Lacewings, syrphid flies (hoverflies), and certain parasitic wasps also prey on woolly aphids. By promoting a diverse and balanced ecosystem in your garden or orchard, you can encourage these beneficial insects to naturally control woolly aphid populations.
Can woolly aphids survive in cold climates?
Woolly aphids have developed adaptations that enable them to survive in various climates, including colder regions.
While their activity may decrease during winter, woolly aphids can endure cold temperatures by seeking sheltered areas or overwintering in their egg stage.
The waxy coating on their bodies provides some protection against freezing temperatures. However, extremely harsh or prolonged cold spells can still have a detrimental effect on their survival rates.
Additionally, some species of woolly aphids may have different cold tolerance levels, with some being more adapted to cold climates than others.
Are woolly aphids resistant to pesticides?
A: Woolly aphids can exhibit varying levels of resistance to certain pesticides, particularly when over-reliance on a single pesticide has occurred over time.
Continuous use of the same chemical can lead to the development of resistance in aphid populations.
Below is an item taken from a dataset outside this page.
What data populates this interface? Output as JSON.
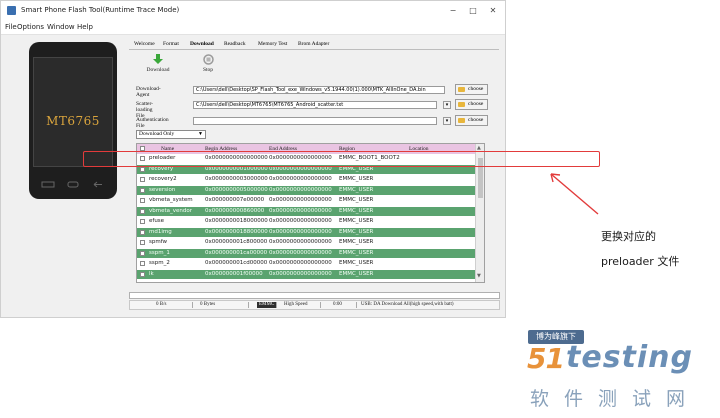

The waxy protective coating on woolly aphids can also make it more challenging for pesticides to penetrate and effectively control them.
However, it’s important to note that the susceptibility of woolly aphids to pesticides can vary depending on the specific chemical used and the aphid population in question.
It is recommended to rotate between different classes of pesticides and use integrated pest management (IPM) approaches that include multiple control methods to minimize the risk of resistance and effectively manage woolly aphid infestations.
Woolly aphids can pose significant challenges to plants and trees, causing damage and economic consequences.
These pests, characterized by their fuzzy appearance and sap-sucking behavior, can infest a wide range of plants, with certain species being particularly susceptible.
Their ability to reproduce quickly and establish large populations makes them a concern for gardeners, farmers, and horticulturists.
While woolly aphids are native to certain regions, they can also exhibit invasive behavior when introduced to non-native areas.
Factors such as the absence of natural predators and the unintentional human-assisted transportation of infested plant material contribute to their invasiveness.
Understanding their distribution, both native and invasive, is crucial for implementing effective management and control strategies.
By being proactive, vigilant, and employing a combination of control strategies, it is possible to manage and control woolly aphids effectively.
Early detection, regular monitoring, and a comprehensive understanding of their behavior and habitat are key to mitigating their impact and protecting plant health.